Donna and I have seen a lot of Newton County and environs in the past few weeks.
We're looking for a home to buy, and we've been looking at properties all around the county.
The good news for us: There's a lot to see, and a lot of bargains out there.
The bad news for us all: There are way too many homes that have been turned over to the bank or are in foreclosure.
Too many people have lost their job and home.
Folks like the Oxford couple who had lived in their ranch home since the 1970s but were now moving to a manufactured home on acreage in south Georgia.
They were packing up memories and selling what they could in a yard sale to get ready for their move and yet they graciously agreed to show us their property. They had roots here, and they'll be missed.
Mostly, though, the homes are already vacant, a simple window sticker a testimony to a foreclosure and its status as a HUD property.
These properties are usually sold as is, with little or no information available to the buyer.
But step inside and there are sad mysteries to unravel.
Did some artistically-inclined teen paint her bedroom in swirling nocturnal patterns in homage to Van Gogh's Starry Night?
Who on earth thought bright orange textured paint was a great choice for a bedroom?
Why does the basement of one home look and smell like some dank kennel, and what was the purpose of the bedroom upstairs that apparently was used as an office with a sink?
Most of the homes have been ravaged by vandals, thieves, or by former owners taking out their frustrations.
Light fixtures are broken or missing. Dishwashers are frequently missing, and stoves are damaged or dirty.
Carpet is either pet soiled, water damaged or ripped out. Walls have fist-sized holes in them and windows are shot out or broken by stone-throwing kids.
In one home a ceiling fan was left in the living room, but the blades were gone. In way too many of the homes, the air conditioners have either been placed in steel cages or locked into the garage to deter thieves.
One home looked and felt right after a twilight visit, but a check of the sex offender registry had us again looking elsewhere.
Several times we've entered houses that had become home to squatters.
One home in southern Newton County had a lived-in looking bedroom with an adult and a child's clothes on the floor, and in a country home near Social Circle we found a sleeping bag and a tall boy beer can in an upstairs room.
Most of the homes we've looked at are in need of some love and a lot of work. Every room needs paint, counters need attention, fixtures and fans need to be fixed or replaced.

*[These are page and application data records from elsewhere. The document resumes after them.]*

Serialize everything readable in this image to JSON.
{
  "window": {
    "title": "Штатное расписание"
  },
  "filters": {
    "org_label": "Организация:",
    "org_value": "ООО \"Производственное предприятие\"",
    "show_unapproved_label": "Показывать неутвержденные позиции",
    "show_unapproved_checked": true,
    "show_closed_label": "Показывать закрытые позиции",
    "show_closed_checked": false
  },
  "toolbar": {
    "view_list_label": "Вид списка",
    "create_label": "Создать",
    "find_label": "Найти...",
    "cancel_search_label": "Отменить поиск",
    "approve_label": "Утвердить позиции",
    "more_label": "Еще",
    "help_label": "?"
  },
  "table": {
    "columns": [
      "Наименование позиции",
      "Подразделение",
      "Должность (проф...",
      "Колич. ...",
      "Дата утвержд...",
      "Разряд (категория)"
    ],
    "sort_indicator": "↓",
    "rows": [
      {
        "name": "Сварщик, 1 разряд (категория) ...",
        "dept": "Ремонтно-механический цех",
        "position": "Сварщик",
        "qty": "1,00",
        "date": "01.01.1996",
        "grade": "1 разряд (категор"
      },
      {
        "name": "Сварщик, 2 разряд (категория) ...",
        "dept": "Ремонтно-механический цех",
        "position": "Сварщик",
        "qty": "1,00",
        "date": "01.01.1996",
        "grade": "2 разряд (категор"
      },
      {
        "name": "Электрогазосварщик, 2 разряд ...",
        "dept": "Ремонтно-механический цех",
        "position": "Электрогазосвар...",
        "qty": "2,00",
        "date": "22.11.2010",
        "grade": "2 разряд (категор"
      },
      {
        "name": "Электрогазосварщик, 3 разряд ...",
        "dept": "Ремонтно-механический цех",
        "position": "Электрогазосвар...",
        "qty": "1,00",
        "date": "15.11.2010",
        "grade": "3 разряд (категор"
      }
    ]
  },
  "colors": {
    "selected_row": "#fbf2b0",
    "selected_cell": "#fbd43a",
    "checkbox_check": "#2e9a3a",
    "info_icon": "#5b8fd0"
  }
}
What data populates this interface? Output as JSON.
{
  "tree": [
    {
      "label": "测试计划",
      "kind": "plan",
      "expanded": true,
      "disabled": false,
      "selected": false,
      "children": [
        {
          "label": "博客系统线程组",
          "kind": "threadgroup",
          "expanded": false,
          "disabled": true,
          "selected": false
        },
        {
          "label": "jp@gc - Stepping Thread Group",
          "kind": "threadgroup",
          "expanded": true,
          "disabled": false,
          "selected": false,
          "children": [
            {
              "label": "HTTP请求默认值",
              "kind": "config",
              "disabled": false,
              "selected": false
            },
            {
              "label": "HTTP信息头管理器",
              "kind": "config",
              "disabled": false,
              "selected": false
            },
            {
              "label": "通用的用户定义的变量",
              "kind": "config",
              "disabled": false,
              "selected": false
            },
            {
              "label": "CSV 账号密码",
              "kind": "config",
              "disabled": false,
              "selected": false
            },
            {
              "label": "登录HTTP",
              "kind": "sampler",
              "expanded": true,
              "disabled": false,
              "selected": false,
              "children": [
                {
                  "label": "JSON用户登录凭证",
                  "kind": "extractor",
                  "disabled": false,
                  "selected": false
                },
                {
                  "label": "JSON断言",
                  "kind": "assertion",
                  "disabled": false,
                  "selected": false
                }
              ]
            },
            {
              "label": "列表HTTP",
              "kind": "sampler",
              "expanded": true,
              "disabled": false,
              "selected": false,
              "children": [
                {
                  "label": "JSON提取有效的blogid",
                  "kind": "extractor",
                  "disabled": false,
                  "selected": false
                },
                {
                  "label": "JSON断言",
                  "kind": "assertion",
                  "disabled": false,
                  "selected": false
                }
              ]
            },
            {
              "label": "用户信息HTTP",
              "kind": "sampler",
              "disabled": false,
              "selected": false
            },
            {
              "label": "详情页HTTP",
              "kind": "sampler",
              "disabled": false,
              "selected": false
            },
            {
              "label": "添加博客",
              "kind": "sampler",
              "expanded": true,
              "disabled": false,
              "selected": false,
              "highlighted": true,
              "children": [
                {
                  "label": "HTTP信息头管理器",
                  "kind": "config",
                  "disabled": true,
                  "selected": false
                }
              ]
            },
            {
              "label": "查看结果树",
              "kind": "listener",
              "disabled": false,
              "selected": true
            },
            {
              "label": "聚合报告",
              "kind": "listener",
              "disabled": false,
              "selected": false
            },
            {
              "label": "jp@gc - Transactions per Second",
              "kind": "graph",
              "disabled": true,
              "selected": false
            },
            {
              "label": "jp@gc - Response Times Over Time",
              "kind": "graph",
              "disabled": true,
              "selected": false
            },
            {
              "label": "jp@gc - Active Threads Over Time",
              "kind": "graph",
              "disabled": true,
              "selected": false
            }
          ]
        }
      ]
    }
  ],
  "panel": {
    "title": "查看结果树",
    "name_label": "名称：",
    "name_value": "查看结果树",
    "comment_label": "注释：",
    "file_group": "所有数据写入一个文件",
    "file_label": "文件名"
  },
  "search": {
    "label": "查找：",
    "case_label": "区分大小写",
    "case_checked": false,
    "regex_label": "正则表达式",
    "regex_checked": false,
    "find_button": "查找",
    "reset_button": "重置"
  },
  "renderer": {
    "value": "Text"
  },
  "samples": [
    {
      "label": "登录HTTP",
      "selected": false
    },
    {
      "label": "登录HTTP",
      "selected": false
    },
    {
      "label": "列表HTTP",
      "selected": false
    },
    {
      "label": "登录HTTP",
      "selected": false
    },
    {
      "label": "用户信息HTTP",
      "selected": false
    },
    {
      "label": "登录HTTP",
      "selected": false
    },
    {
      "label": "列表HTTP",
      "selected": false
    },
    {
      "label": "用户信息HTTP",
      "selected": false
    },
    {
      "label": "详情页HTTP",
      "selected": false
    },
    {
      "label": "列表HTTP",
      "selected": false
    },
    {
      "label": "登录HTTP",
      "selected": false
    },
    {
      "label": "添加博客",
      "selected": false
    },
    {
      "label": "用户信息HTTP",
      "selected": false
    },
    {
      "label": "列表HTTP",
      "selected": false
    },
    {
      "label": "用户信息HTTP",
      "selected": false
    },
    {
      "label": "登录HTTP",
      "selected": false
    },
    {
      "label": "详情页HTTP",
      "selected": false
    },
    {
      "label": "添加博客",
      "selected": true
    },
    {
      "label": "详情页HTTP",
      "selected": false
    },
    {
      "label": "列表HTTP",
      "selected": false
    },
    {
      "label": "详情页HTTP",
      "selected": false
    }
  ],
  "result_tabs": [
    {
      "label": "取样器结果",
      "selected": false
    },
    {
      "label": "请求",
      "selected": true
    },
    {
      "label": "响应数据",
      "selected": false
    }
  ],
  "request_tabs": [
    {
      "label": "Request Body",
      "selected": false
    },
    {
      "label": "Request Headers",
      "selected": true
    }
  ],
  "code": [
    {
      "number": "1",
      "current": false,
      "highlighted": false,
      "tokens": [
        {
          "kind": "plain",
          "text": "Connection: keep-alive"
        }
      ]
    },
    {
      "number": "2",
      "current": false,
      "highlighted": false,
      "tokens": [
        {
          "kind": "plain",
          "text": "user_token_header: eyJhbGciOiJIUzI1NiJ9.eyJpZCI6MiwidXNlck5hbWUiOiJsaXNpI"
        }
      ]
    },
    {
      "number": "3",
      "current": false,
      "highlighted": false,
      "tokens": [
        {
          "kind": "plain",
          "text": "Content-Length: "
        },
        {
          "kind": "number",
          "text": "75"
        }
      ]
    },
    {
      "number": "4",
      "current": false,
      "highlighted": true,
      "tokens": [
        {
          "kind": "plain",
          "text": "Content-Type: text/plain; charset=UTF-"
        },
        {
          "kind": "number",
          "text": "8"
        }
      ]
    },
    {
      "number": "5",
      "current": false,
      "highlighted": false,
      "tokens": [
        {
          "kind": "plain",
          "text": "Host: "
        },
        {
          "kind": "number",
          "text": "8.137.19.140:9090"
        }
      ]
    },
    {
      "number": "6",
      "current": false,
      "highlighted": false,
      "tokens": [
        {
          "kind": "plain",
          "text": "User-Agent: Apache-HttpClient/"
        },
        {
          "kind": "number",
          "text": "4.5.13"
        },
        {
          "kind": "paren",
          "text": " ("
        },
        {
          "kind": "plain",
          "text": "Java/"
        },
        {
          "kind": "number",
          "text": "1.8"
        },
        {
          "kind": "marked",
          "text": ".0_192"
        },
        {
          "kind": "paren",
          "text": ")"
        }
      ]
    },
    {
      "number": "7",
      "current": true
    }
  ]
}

We're up to the task when it comes to minor renovations and painting, but one beautiful historic home in Social Circle was way beyond our skill sets to bring up to date. It would have been nice to have a turn-of-the-previous century player piano in the parlor, but I know nothing of repairing plaster walls and updating wiring.
My dreams of owning a classic Southern manor come crashing violently down upon encountering the reality of my un-handyness around the home.
We've been at this for months, now. Our real estate professional, Carol, has been incredibly patient as we've seemingly changed our house-hunting parameters by whim.
We try to keep this in perspective. It's a business deal after all, and emotions should play little part in the decision.
And yet they do.
We want something that's bright, light, and airy, a property that makes you feel good about being there in a community that you want to be a part of.
We want a house that's a home.
Tharon Giddens is editor of The Covington News. Reach him at (678) 750-5011 or at email@example.com.